By Lynne Dorfman

Are the differences between kindergarten and first grade becoming barely noticeable? What is the point of the standardized tests in literacy and math for these five-year olds?  When we walk into kindergarten classes today, we notice they have become very academic in focus – periods for reading instruction (sometimes including a phonics program like Fundations and guided reading), a math program (part of a scripted program purchased to spiral K-5), science, and social studies – often, at the expense of time for play.

            Here is a snapshot from the late 1950s:

Miss Clark gathers the students on the rug for storytime. She has read The Little House and A Fly Went By.  A chorus of hands wave in the air to request yet another favorite, The Cat in the Hat. Miss Clark laughs. “We’ll save that for the end of the morning.”  Then students get to choose. There’s a kitchen for pretend cooking with a table for pretend eating that includes a tea set. So many kids scramble for the blocks. They are the builders and designers, often working together to create tall towers. Some kids “pretend” read to each other in the book corner. I have memorized many of the stories because my mom and I read together every night, so I pass the book corner and move to the far left corner of the room. There is a table with play dough and another table with puppets and stuffed animals. Oh, there are plenty of dolls, too (not my favorite unless she’s a Raggedy Ann). My friends like to put on a show. Now I am in my element. I am an artist, so my favorite area (they were not called “stations” in those days) is to grab a spot by one of the eight easels and paint a beautiful picture. I can’t always get to one in time, so I sometimes have to choose something else. Miss Clark says we have to take turns. When I play with the kids who are building blocks, they let me place some blocks on their skyscraper. Of course, we have a short nap time after milk and cookies. Miss Clark tells us a wonderful story as we lie, quiet and still, on our roll-out mats. We giggle when she changes her voice to sound like the big, bad wolf or one of the three little pigs. The time goes quickly each morning.  Then we have time to recite nursery rhymes and delight in their rhymes. We sing songs or have “Show and Tell.” Sometimes, we have time for one more read aloud. We only have half-day kindergarten, so Mom is there at noon to pick me up.  Every day is a good day.

Teacher-driven instruction in kindergarten is on the rise with a substantial increase in the time spent on assessment. The time for artwork, music, dance, and child-centered activities (stations) has declined sharply – and with it,  the time for creative play.  How important is play?  Is there any research that shows a significant difference between those students who are taught to read in kindergarten and those students who learn to read in first grade?  What are the long-term effects?  Do any exist?  

Perhaps, we should ask a different question.

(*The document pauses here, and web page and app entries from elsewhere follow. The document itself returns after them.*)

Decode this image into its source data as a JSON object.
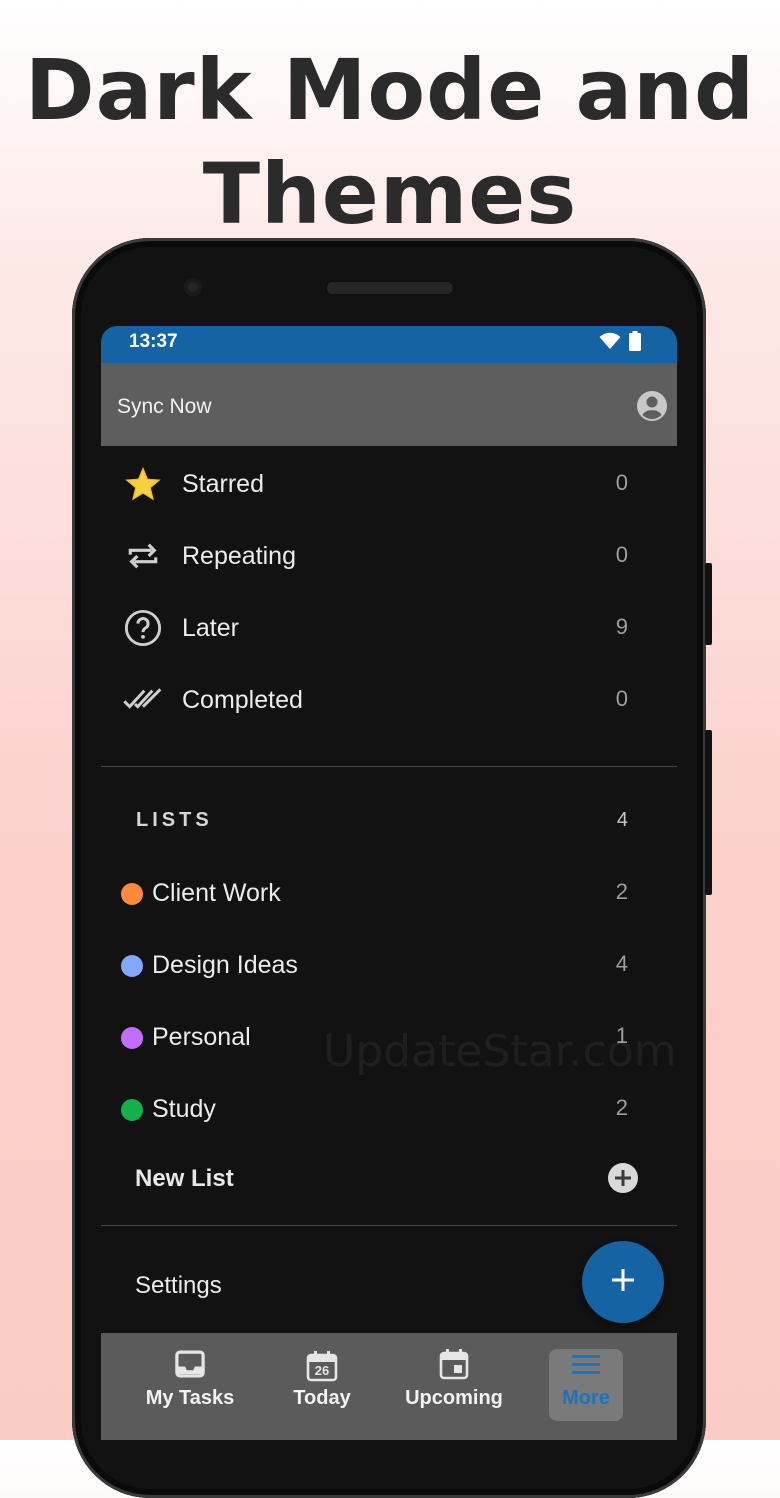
{
  "headline": {
    "line1": "Dark Mode and",
    "line2": "Themes"
  },
  "status_bar": {
    "time": "13:37"
  },
  "sync": {
    "label": "Sync Now"
  },
  "filters": [
    {
      "label": "Starred",
      "count": "0",
      "icon": "star-icon"
    },
    {
      "label": "Repeating",
      "count": "0",
      "icon": "repeat-icon"
    },
    {
      "label": "Later",
      "count": "9",
      "icon": "question-circle-icon"
    },
    {
      "label": "Completed",
      "count": "0",
      "icon": "double-check-icon"
    }
  ],
  "lists": {
    "heading": "LISTS",
    "count": "4",
    "items": [
      {
        "label": "Client Work",
        "count": "2",
        "color": "#ff8a3d"
      },
      {
        "label": "Design Ideas",
        "count": "4",
        "color": "#85a8ff"
      },
      {
        "label": "Personal",
        "count": "1",
        "color": "#c46cff"
      },
      {
        "label": "Study",
        "count": "2",
        "color": "#12b14c"
      }
    ],
    "new_list_label": "New List"
  },
  "settings_label": "Settings",
  "watermark": "UpdateStar.com",
  "bottom_nav": [
    {
      "label": "My Tasks",
      "icon": "inbox-icon",
      "active": false
    },
    {
      "label": "Today",
      "icon": "calendar-today-icon",
      "day": "26",
      "active": false
    },
    {
      "label": "Upcoming",
      "icon": "calendar-event-icon",
      "active": false
    },
    {
      "label": "More",
      "icon": "menu-icon",
      "active": true
    }
  ],
  "colors": {
    "accent": "#1563a3",
    "active_tab_text": "#1b73c2",
    "surface": "#121212",
    "sync_bar": "#5e5e5e"
  }
}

What are our kindergarten students missing that they may not receive in later grades?  With our heightened focus on literacy, it is important to make sure there is still time for play. With play, our students develop their social skills, their language skills, and their emotional stability.  Child-directed play gives students opportunities to problem solve and learn new things from their peers.

So, perhaps we should look to our Finnish friends who let their students focus on play in nursery school and kindergarten and yet go on to excel in reading anyway.  Perhaps American schools can provide the just-right balance so that our students can still learn with joy.  Many of our students are ready to read and write stories during their kindergarten year. Do we have to have a publishers’ program and script to accomplish this end, or can we allow all the rich learning experiences kindergarten teachers provide  for their students to get the job done effectively and joyfully?  If we want this balance of play and literacy learning, we could make sure we place opportunities to socialize and play within every hour in our full-day kindergarten programs.

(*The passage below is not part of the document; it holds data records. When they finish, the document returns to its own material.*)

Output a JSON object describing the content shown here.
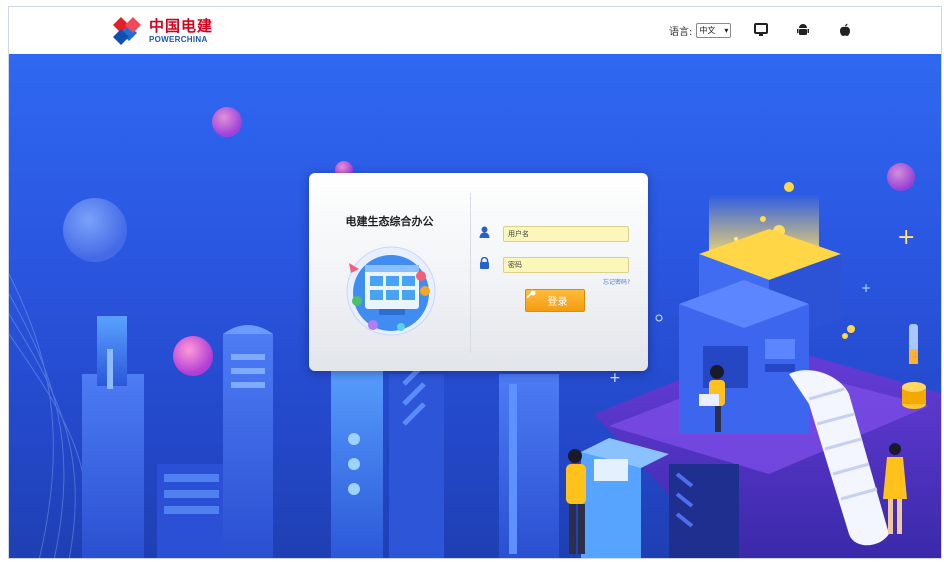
{
  "header": {
    "logo": {
      "cn": "中国电建",
      "en": "POWERCHINA"
    },
    "language_label": "语言:",
    "language_value": "中文",
    "icons": [
      "monitor-icon",
      "android-icon",
      "apple-icon"
    ]
  },
  "login": {
    "title": "电建生态综合办公",
    "username_placeholder": "用户名",
    "password_placeholder": "密码",
    "forgot_link": "忘记密码?",
    "login_button": "登录"
  },
  "colors": {
    "brand_red": "#d5001c",
    "brand_blue": "#1b57b3",
    "background_blue": "#2a56e0",
    "button_orange": "#f59b12",
    "field_fill": "#fbf6b9"
  }
}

I don’t claim to have all the answers, but I do believe there is magic in the kindergarten year. Kindergarten does not have to look like first grade. It has to look like kindergarten!